Based on the author’s discoveries about her great-grandfather, this extraordinary debut, full of love, tragedy, and suspense, is a sensitive portrait of a family torn between doing their duty for their country and doing what’s right for their country, and especially for those they love.


I love historical fiction set during World War II, and this one was a bit different since it focused on a German family whose patriarch is a member of Hitler’s cabinet. Oskar Eberhardt has moved his family – wife, daughter, and granddaughters – to a small village close to the Swiss border called Blumental. Here they’ll be protected from most of the horrors of the war, or so it seems. Within the town, there are people who support the Führer or seem apathetic, and those who oppose the Nazis and will fight back however they’re able, which of course puts their lives in danger. Oskar’s daughter Marina is part of the secret resistance.

While I liked the story involving the rescue of two Jewish girls, overall I just wasn’t riveted. The plot moved along slowly, and I was expecting more suspense or drama considering the subject matter. I was pleased and surprised at the bittersweet ending though. “Good at Heart” was a fitting title, taken from an entry in Anne Frank’s diary.


Audiobook • 9 hrs, 44 mins • Gibson Frazier, Narrator

I like Gibson Frazier’s voice. He performed the narration for GOOD AT HEART in a straightforward way without a lot of emotion, which I suppose fit with the book. A little more inflection might have made the story more exciting.


Disclosure: I received a copy of this audiobook from the publisher in exchange for an honest review.

ALWAYS by Sarah Jio


Publisher: Ballantine Books
Release Date: February 7, 2017
Source: Borrowed from the library
Rating: ★★★


Enjoying a romantic candlelit dinner with her fiancé, Ryan, at one of Seattle’s chicest restaurants, Kailey Crain can’t believe her good fortune: She has a great job as a journalist and is now engaged to a guy who is perfect in nearly every way. As she and Ryan leave the restaurant, Kailey spies a thin, bearded homeless man on the sidewalk. She approaches him to offer up her bag of leftovers, and is stunned when their eyes meet, then stricken to her very core: The man is the love of her life, Cade McAllister.

When Kailey met Cade ten years ago, their attraction was immediate and intense—everything connected and felt right. But it all ended suddenly, leaving Kailey devastated. Now the poor soul on the street is a faded version of her former beloved: His weathered and weary face is as handsome as Kailey remembers, but his mind has suffered in the intervening years.

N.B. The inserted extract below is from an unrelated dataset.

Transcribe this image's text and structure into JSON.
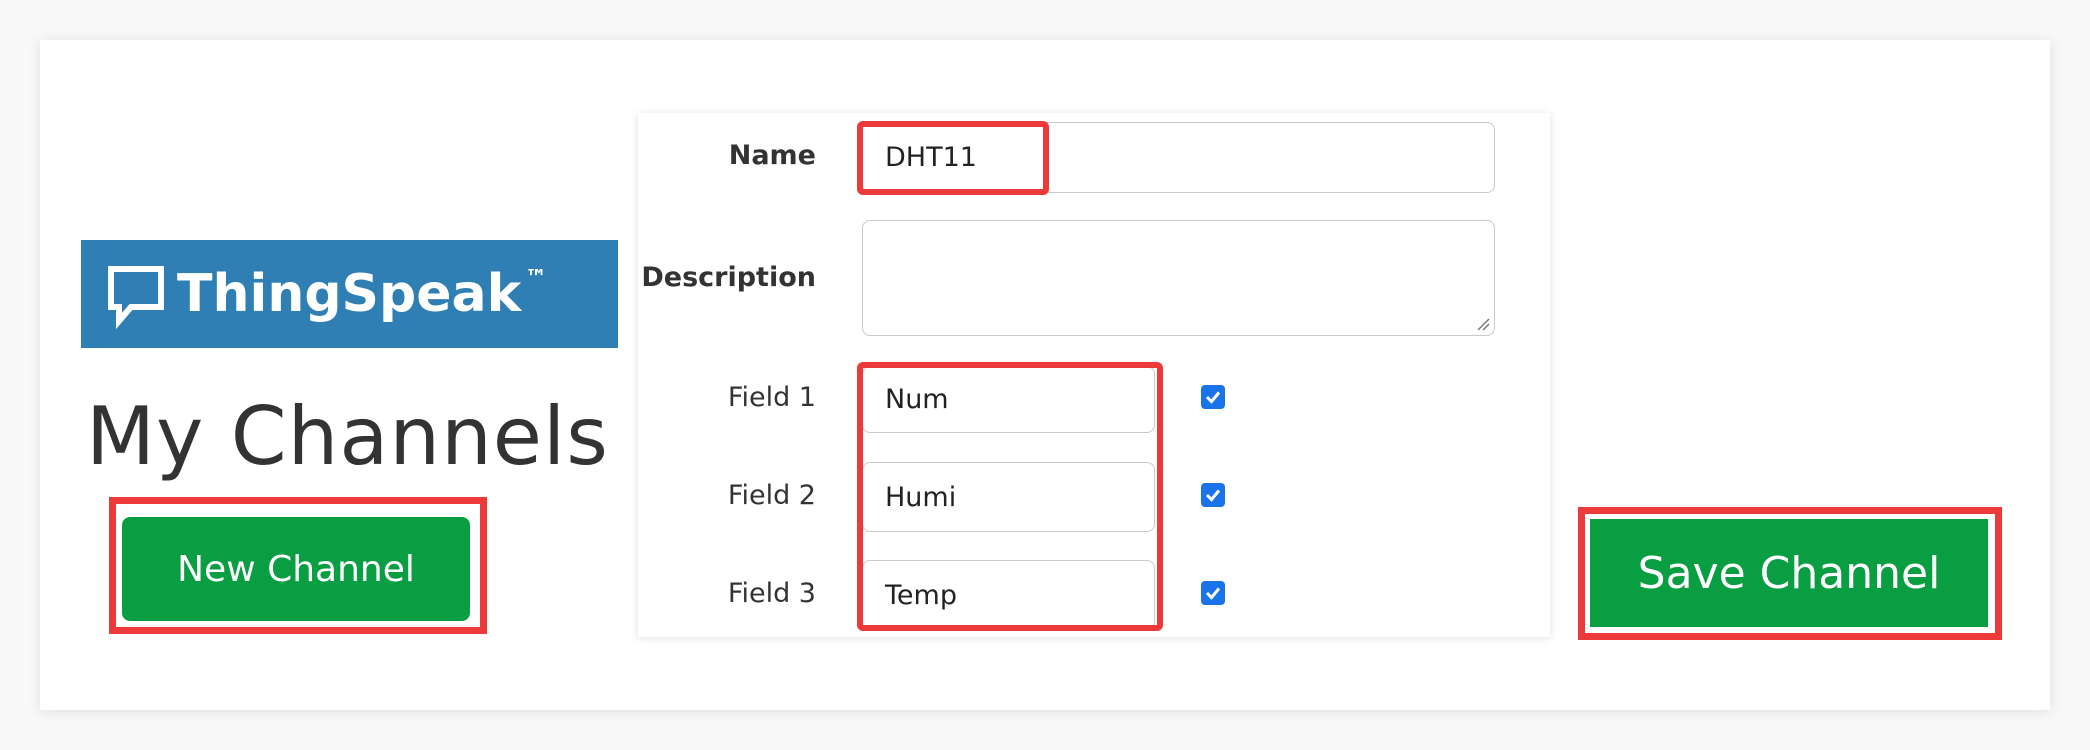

Over the next few weeks, Kailey helps Cade begin to piece his life together, something she initially keeps from Ryan. As she revisits her long-ago relationship, Kailey realizes that she must decide exactly what—and whom—she wants.

Alternating between the past and the present, Always is a beautifully unfolding exploration of a woman faced with an impossible choice, a woman who discovers what she’s willing to save and what she will sacrifice for true love.


This was a nice change of pace from the dark suspense novels I’ve been reading. The story alternates between 1996 and 2008. Kailey in the “present” is engaged to Ryan and has a seemingly perfect life. Leaving a restaurant one evening, Kailey spots a homeless man who happens to be her long-lost love, Cade, missing for the past 12 years. She has to help him, can’t risk letting him slip away again, but doing so with Ryan around will be tricky. Jump back to 1996, and we get the story of how Kailey and Cade fell in love, as well as a nostalgic look at the Seattle music scene of the 1990s.

An intriguing mystery (what really happened to Cade?), a rainy Seattle setting, and second chances. ALWAYS was a feel-good read, though it seemed contrived at times. Things fell into place a bit too neatly, and there were unanswered questions and things that didn’t make sense, especially about Cade’s disappearance. Overall, I liked the book, though not as much as a couple of her previous novels. (I *loved* BLACKBERRY WINTER and GOODNIGHT JUNE.)